Everyone in France is familiar with the ivory cover and its edging of fine black and double red lines, marked with the initials NRF (Nouvelle Revue Française). The Blanche collection first saw the light of day in 1911, with André Gide and Jean Schlumberger at its head. Gaston Gallimard developed what began as a select group of intellectual friends into one of the most prestigious publishing houses in the world today.
Today the family-owned Gallimard publishing company is celebrating its centenary. Alban Cerisier, who has written several works on Saint-Exupéry and his Little Prince, relates the history of this literary monument in his latest work.
As Antoine de Saint-Exupéry’s established publisher, Gallimard brought out Southern Mail in 1929; two years later came Night Flight, winner of the 1931 Femina prize. This was followed by Wind, Sand and Stars in 1939 and later, under the Occupation, Flight to Arras, quickly withdrawn from bookshops by the authorities because of the author’s praise for a comrade in arms, a hero but “unfit” for recognition by virtue of being Jewish.
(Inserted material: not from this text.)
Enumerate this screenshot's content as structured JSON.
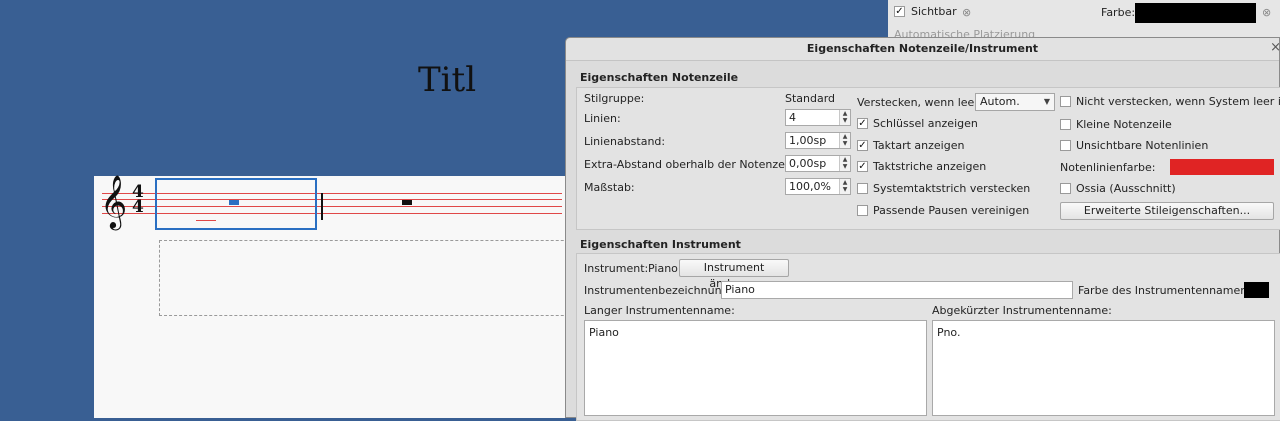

Saint-Exupéry also wrote for the weekly review Marianne, created by Gaston Gallimard.
After the war, Gallimard continued to publish the works of the author after he was killed in action in 1944. The Little Prince was published in 1946 and the unfinished manuscript of The Wisdom of the Sands in 1948. Much more recently, after publishing an album of Saint-Exupéry’s drawings, watercolours and pastels, Gallimard brought out an illustrated edition of Lettres à l’inconnue (letters to the fair unknown).
A report on the exhibition celebrating this momentous anniversary is in the pipeline, but in the meantime we invite you to explore Alban Cerisier’s exciting new work, entitled Un éditeur à l’œuvre (a publisher at work).